=== DATA FOR REVIEW ===
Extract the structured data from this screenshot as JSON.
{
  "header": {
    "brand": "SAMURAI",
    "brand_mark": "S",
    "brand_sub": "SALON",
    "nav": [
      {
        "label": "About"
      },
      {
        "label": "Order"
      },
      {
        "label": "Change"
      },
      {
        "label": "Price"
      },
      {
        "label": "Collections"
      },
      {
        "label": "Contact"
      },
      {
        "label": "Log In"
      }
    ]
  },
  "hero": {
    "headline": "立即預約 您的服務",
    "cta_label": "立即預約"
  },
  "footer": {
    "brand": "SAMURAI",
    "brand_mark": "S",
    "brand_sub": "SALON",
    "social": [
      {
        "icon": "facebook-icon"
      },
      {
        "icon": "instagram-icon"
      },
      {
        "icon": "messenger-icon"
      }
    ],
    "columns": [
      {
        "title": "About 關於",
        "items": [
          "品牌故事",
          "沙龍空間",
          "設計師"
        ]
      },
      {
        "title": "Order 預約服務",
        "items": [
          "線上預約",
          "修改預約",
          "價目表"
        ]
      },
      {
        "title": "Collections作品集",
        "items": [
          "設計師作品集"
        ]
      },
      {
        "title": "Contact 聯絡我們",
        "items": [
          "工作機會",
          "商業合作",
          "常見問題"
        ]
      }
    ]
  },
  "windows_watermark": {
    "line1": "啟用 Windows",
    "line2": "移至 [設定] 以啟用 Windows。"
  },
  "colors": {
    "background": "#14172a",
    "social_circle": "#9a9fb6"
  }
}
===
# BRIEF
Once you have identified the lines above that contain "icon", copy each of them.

# RESPONSE TO THE TASK
        "icon": "facebook-icon"
        "icon": "instagram-icon"
        "icon": "messenger-icon"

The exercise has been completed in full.